§ What this task involves
The exercise asks you to copy every line below in which "icon" appears.

§ Data provided

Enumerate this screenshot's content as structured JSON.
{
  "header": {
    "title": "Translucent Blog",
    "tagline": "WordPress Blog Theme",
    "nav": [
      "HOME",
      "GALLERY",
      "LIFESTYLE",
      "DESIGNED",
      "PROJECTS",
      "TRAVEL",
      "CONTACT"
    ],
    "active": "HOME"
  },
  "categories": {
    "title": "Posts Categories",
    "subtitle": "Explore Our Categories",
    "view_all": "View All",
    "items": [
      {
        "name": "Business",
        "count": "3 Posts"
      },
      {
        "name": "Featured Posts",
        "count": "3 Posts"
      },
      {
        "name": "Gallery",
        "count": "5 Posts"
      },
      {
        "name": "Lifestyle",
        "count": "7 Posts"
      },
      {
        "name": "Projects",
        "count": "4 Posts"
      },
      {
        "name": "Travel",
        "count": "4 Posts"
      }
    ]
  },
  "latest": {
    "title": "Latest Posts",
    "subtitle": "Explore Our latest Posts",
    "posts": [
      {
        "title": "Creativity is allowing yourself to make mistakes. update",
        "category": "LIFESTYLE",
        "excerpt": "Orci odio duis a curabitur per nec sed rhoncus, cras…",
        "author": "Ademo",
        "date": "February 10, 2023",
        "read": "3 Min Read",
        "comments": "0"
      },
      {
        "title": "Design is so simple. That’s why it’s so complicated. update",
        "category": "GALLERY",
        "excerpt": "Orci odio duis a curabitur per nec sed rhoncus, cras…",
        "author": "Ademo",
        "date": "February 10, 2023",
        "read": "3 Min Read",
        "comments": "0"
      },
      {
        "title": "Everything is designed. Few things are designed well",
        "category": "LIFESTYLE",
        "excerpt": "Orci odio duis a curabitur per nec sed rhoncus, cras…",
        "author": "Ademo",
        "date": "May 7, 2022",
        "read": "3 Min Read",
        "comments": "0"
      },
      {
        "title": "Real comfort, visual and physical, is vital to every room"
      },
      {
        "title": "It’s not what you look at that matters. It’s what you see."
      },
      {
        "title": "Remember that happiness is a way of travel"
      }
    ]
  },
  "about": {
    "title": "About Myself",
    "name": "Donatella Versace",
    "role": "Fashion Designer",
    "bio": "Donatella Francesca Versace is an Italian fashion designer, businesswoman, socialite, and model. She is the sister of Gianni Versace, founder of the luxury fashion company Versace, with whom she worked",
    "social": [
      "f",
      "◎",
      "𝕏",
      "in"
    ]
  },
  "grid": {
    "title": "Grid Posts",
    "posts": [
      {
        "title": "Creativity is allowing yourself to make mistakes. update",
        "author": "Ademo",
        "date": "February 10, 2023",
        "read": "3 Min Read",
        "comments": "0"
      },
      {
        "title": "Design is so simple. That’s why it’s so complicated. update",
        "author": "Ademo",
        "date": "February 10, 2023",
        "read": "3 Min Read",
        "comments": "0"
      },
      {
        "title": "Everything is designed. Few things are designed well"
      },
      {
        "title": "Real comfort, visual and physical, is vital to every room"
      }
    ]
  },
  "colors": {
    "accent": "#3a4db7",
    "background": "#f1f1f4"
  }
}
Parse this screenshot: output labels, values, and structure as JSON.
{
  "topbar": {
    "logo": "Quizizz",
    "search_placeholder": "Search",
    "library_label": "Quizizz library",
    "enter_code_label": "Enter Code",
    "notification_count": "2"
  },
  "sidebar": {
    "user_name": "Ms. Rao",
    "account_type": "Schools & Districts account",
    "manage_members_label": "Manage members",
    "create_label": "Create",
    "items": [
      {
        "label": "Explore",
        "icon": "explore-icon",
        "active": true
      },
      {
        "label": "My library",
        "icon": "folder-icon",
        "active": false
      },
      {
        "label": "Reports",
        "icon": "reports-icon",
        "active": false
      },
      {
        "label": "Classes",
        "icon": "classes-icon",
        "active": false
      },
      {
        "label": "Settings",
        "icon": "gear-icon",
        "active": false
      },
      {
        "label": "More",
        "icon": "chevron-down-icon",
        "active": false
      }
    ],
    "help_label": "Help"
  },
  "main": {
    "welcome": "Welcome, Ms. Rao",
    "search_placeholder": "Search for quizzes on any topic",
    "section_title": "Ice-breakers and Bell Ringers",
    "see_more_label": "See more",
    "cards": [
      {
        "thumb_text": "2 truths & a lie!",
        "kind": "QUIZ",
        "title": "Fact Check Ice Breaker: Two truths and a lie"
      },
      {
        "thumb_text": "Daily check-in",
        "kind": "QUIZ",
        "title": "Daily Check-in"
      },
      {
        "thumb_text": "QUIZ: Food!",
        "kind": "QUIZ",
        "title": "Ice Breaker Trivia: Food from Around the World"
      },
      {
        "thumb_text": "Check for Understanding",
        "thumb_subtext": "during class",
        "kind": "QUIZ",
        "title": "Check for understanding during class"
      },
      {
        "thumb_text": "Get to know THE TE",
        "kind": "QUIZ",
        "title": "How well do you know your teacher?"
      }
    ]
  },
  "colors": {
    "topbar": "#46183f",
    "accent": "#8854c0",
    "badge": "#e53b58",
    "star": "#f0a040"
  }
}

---

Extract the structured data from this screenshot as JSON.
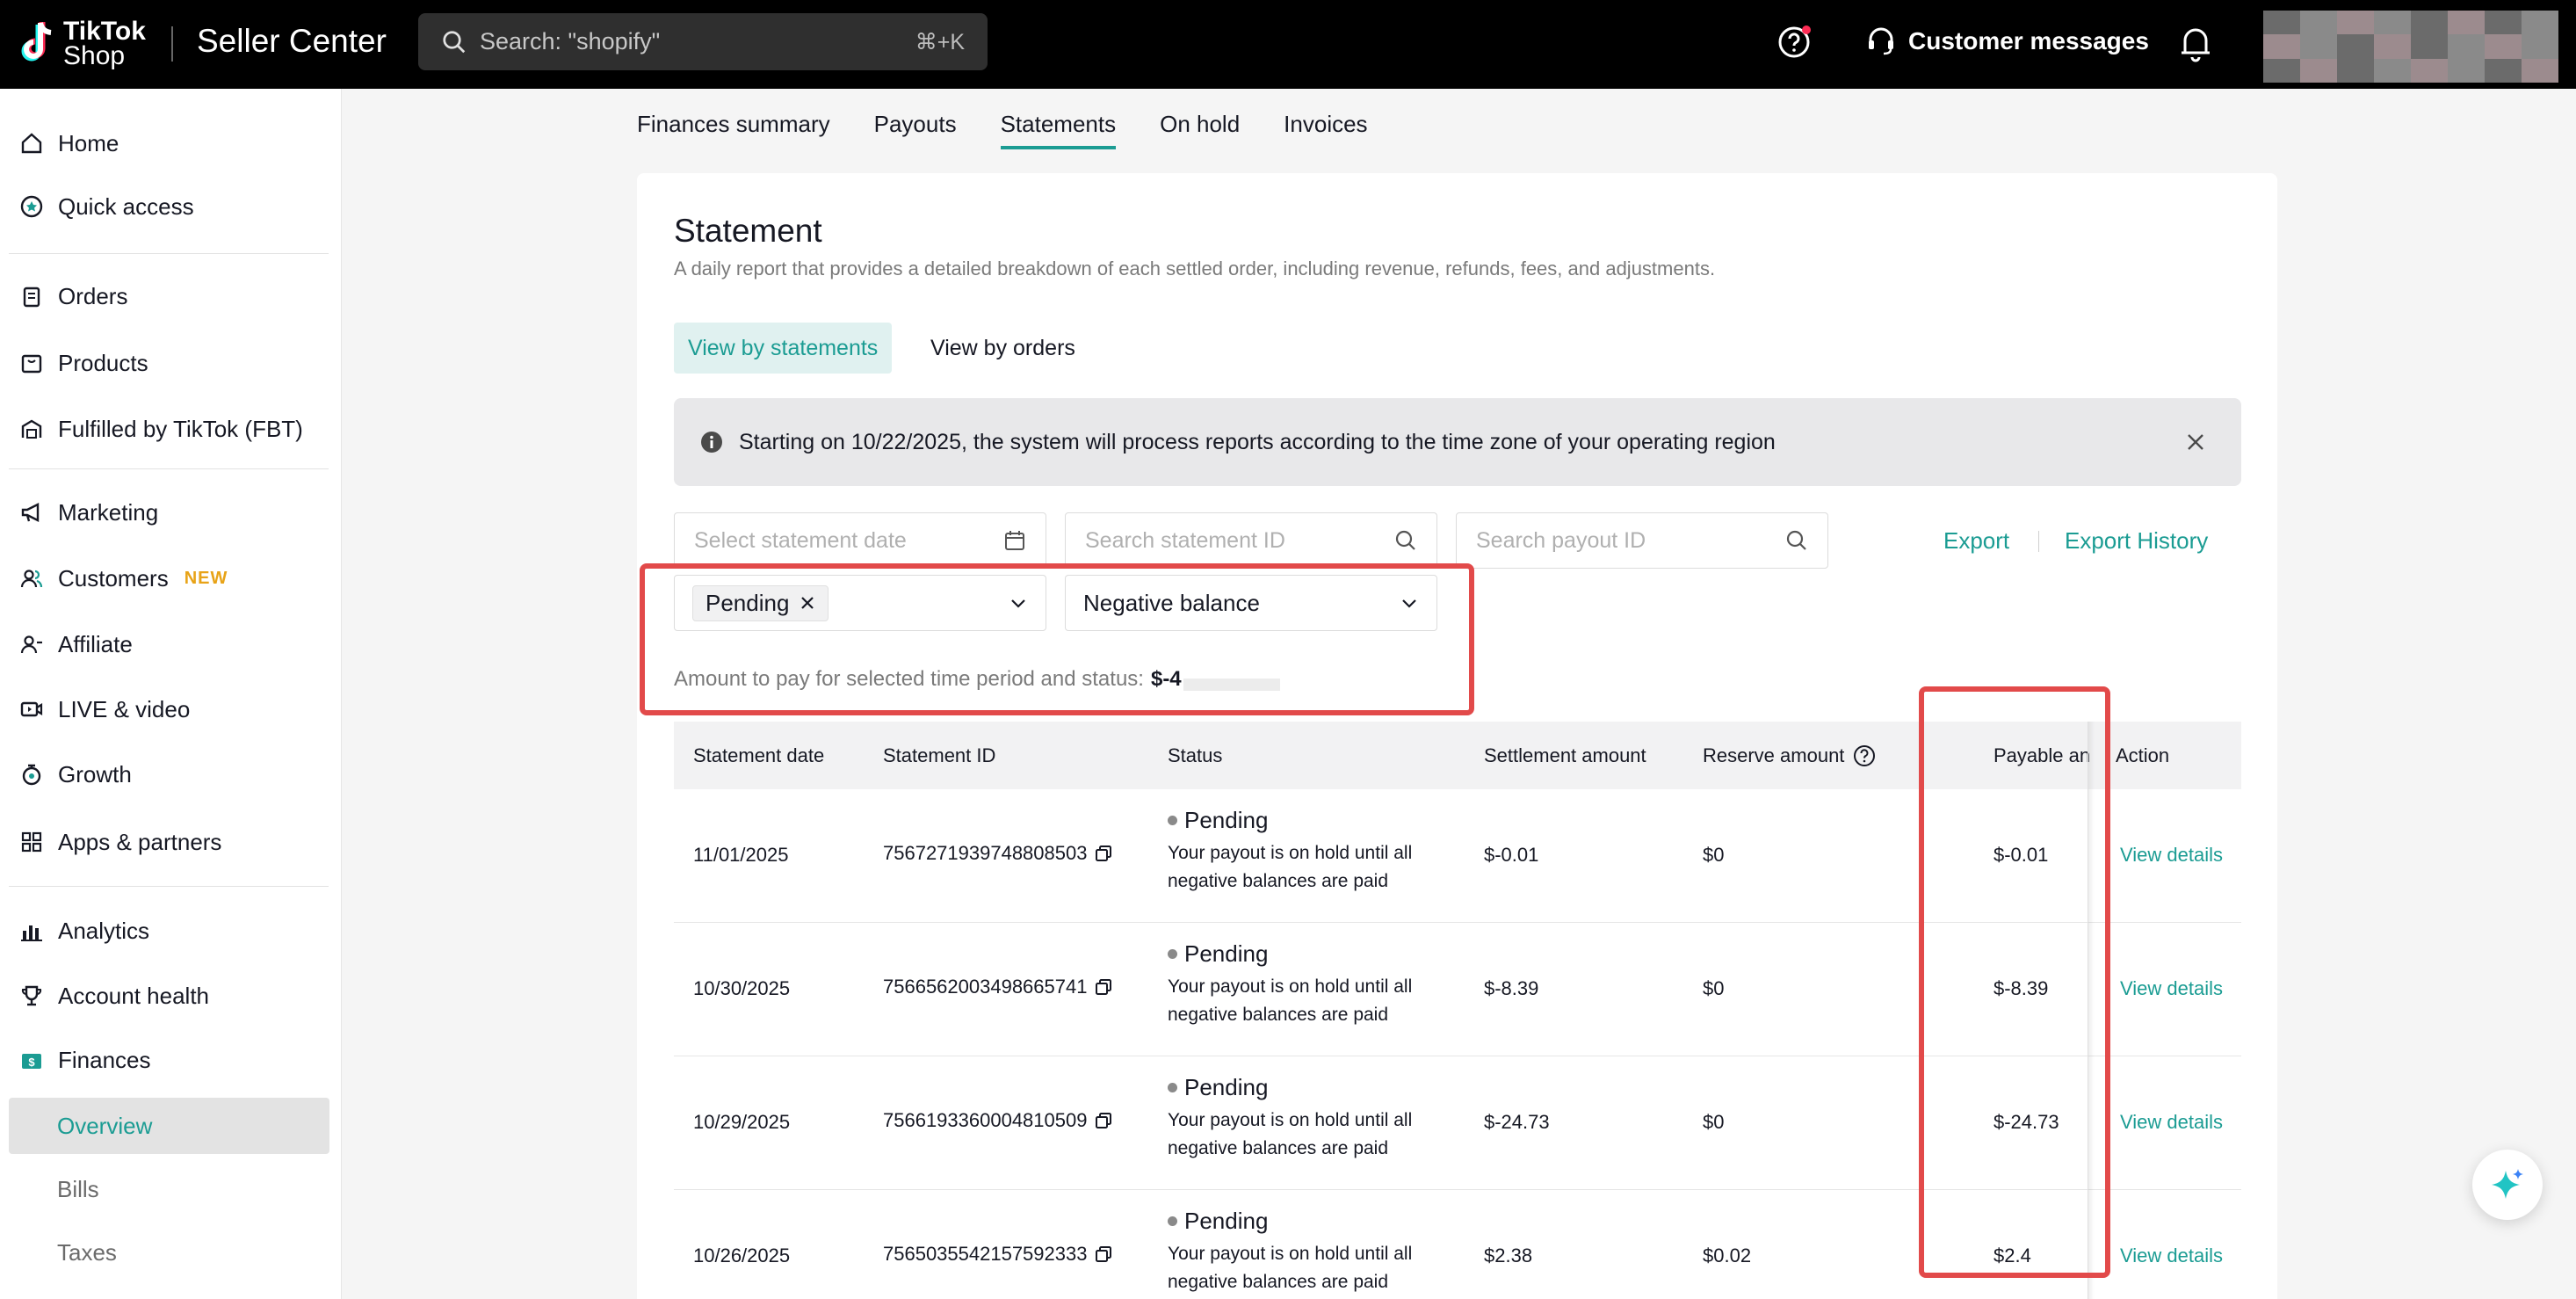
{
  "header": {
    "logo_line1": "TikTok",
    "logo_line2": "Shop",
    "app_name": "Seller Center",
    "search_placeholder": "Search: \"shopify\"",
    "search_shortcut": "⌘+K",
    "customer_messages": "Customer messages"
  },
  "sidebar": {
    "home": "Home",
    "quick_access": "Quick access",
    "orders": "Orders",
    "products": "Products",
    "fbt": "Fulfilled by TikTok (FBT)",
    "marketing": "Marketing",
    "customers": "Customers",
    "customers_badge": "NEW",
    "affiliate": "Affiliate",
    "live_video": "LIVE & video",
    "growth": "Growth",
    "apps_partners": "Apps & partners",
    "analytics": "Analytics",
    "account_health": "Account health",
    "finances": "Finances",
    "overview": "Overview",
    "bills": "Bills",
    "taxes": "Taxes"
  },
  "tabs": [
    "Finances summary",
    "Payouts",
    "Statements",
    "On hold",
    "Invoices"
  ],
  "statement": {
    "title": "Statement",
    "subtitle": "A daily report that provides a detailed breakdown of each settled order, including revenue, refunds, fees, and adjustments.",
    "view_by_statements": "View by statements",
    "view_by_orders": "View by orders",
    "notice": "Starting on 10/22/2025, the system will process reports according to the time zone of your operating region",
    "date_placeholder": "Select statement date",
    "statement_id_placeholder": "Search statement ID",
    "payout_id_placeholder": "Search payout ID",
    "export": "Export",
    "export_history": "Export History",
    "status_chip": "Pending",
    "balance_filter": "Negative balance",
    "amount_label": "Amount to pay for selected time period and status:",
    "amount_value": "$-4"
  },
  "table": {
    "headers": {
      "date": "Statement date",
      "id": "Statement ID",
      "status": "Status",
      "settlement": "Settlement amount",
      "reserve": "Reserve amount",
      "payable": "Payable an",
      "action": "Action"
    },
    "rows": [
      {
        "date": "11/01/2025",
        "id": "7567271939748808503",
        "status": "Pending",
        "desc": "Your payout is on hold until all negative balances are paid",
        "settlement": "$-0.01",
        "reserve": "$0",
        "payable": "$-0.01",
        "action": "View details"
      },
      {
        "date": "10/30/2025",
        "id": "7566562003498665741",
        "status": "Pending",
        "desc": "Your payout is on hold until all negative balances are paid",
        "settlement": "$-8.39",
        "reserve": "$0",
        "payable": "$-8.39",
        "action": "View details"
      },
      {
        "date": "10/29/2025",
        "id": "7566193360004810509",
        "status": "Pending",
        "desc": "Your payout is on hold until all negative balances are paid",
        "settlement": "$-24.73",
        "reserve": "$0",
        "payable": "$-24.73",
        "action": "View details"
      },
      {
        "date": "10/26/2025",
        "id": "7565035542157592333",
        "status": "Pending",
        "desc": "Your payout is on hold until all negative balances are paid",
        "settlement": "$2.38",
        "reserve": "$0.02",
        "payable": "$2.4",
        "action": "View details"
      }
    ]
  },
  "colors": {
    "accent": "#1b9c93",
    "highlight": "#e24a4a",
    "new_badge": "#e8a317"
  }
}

§ Task response
        "icon": "explore-icon",
        "icon": "folder-icon",
        "icon": "reports-icon",
        "icon": "classes-icon",
        "icon": "gear-icon",
        "icon": "chevron-down-icon",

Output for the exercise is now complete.